This past week, we headed back home for my sister's... shindig... and I mentioned to my step-father about the massively disappointing Korean meal I'd had. Well, this would never do. (Says a man who buys homemade kimchi by the huge bottle-full from his "source" -- the mother of the woman who does my mother's nails, because "it's not the same when it's store-bought".) Friday we all piled into the car and headed off to the best Korean place inside an hour's drive, and my Mom and I shared pork bulgogi while CP and the SF had some kind of noodle-beef-spice dish (didn't catch the name). After we demolished all of the awesome little dishes that came first, of course.
We get home today, and it's blistering hot and the A/C is still broken (but due to be fixed tomorrow, yay). Naturally this means we might as well eat out -- anything for non-104F temps, basically -- and we decide we want more Korean. Ah, new place getting good reviews in our local Asian shopping center (represents of Taiwan, PRC, Korea, and Vietnam), so off we head.
Even more little dishes ahead of time, plus (our eyes being bigger than our stomachs after spending most of the day on various planes) seafood pancakes -- oh so good -- and then a kind of four-bulgogi sampler called SsamBob. Whomever told me on the last post that Korean food is somewhat hot, sometimes (spicy-wise), but always complex, spicy-wise, totally spoke the truth. So spicy, so incredibly yummy.
Except I had this one question... When the proprietor came over to check on us, she'd been so helpful with what-to-get recommendations that I figured, maybe she could answer this question. I explained I'd watched a Korean show with Moon Geum-Young, in which the actress was making kimchi. I saw the sliced cabbages and some other chunks of vegetables, and then this HUGE BAG (like 2lbs worth HUGE) that was nothing but red powder. Was that, uhm, entirely chili powder she was dumping by the double-handfuls into the vegetables?

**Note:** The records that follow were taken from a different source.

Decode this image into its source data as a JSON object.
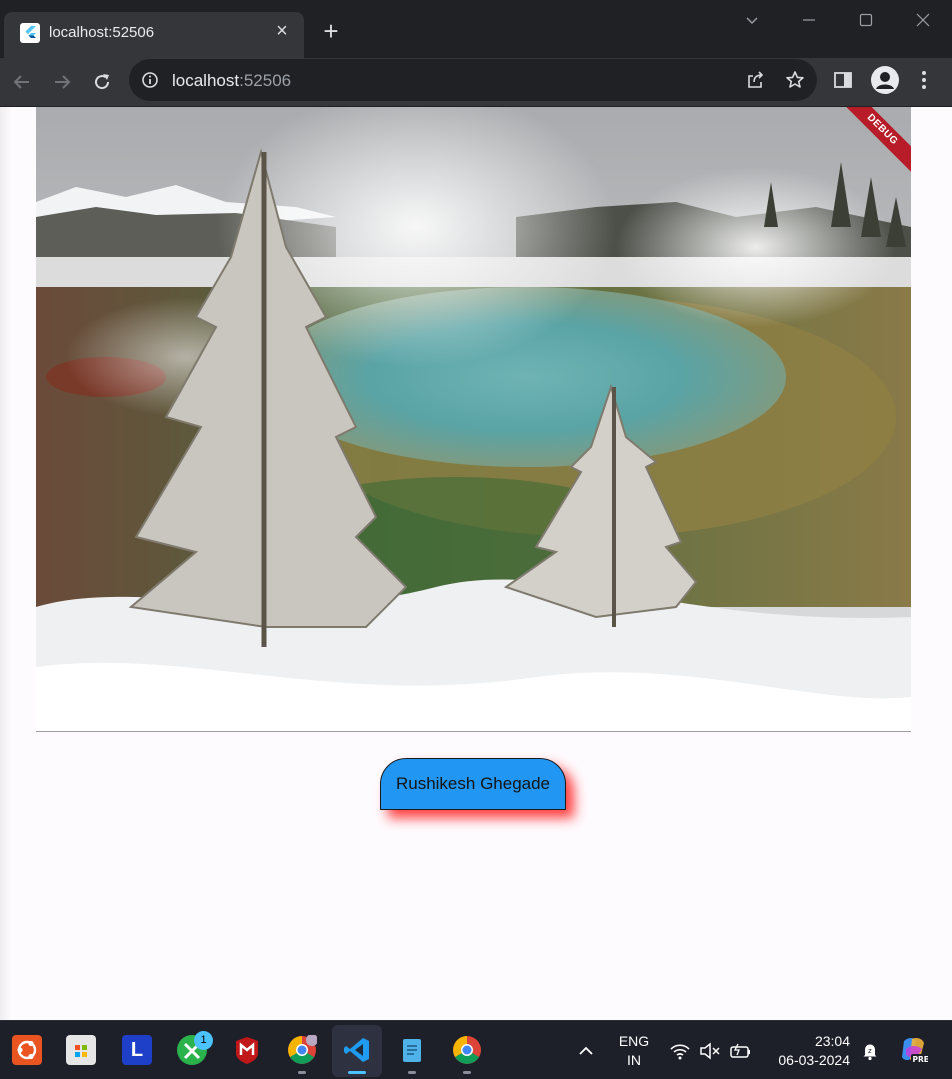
{
  "browser": {
    "tab": {
      "title": "localhost:52506",
      "favicon": "flutter-icon",
      "close_icon": "×"
    },
    "new_tab_icon": "+",
    "address": {
      "host": "localhost",
      "port": ":52506"
    }
  },
  "page": {
    "debug_banner": "DEBUG",
    "image_alt": "Steaming hot spring with frosted pine trees in snowy landscape",
    "button": {
      "label": "Rushikesh Ghegade",
      "color": "#2196f3",
      "shadow_color": "#ff1e1e"
    }
  },
  "taskbar": {
    "apps": [
      {
        "name": "ubuntu-icon"
      },
      {
        "name": "microsoft-store-icon"
      },
      {
        "name": "l-app-icon",
        "text": "L"
      },
      {
        "name": "xbox-icon",
        "badge": "1"
      },
      {
        "name": "mcafee-icon"
      },
      {
        "name": "chrome-profile-icon"
      },
      {
        "name": "vscode-icon",
        "active": true
      },
      {
        "name": "notepad-icon"
      },
      {
        "name": "chrome-icon"
      }
    ],
    "language": {
      "line1": "ENG",
      "line2": "IN"
    },
    "clock": {
      "time": "23:04",
      "date": "06-03-2024"
    },
    "copilot_badge": "PRE"
  }
}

First, the proprietor said, yes, it was. And then she said, "you know Moon Geum-Young? You watch her television shows?" I said, of course, she's adorable, and I've done my best to see everything she's in. (Excepting Tale of Two Sisters, which I have but haven't watched yet because it may be over my creep limit in re horror, but anyway, I did see Innocent Steps and Painter of the Wind, and most of MSOAN, so, yeah.) But, she wanted to know, was that all I watched? I said, "no, I've also--" right as CP goes, "My Girlfriend is a Gumiho!" and the proprietor just cracked up (while managing to look surprised that CP had also watched the show, and unsurprised he thought Shin Min-ah is gorgeously charming with dimples that kill). ...and then she asked what else I'd watched. I said, "I'm watching Lie to Me, because it's got Kang Ji-hwan," and she put her hand to her heart and looked like she was going to swoon.
Next thing you know, I'm rattling off all the pretty boys: Lee Min-ki (Dalja's Spring), and Lee Jun-ki (Time Between Dog and Wolf), and Lee Min-ho (City Hunter) -- except I hadn't even gotten out what LMH is in right now, just his name, and the proprietor says, "City Hunter? Are you watching City Hunter?"
Me: OF COURSE. It's got a pretty boy in it!
Then I told her what the American-language fandom calls most of these young actors: noona killers (as in, "older sister killers"). She cracked up all over again, and said that fit perfectly. Clearly a woman after my own heart, and we totally bonded over Hong Gil Dong and Chuno and Greatest Love and Civil Servant Grade 7 and so on. Although notably, neither of us were all that about Yon-sama (or whatever his Korean name is, I can never remember) who was in Legend. We'd trade him in for Lee Min-ho any day. Or Kang Ji-hwan. Though clearly we'd have to get in line.
ETA: Almost forgot, the universal symbol for a particular hot leading man (who, incidentally, is actually older than me, so not really a noona killer). She mentioned Greatest Love, and I tried to say the actor's name. Cha Seung-won, I think his name is spelled? She didn't react, so I knew I said it wrong, so instead I ran my fingers over my face to make the "cow" symbol -- the way the guy's beard is trimmed, it looks like the Chinese character for "cow". Immediately she did the same, and knew exactly who I meant. Bwah.
I am totally going back to try the rest of the dishes (and next time, bringing friends, because that's a lot of food for two people, even if we did come home with leftovers). Besides, the proprietor was willing to patiently explain the parts of the usually-slurred-so-fast-on-TV way to say hello: anaunhah-seoh. Hmm. Maybe I should stick to trying to slur it.
Nice to know I'm not the only noona in this town, getting killed twice weekly.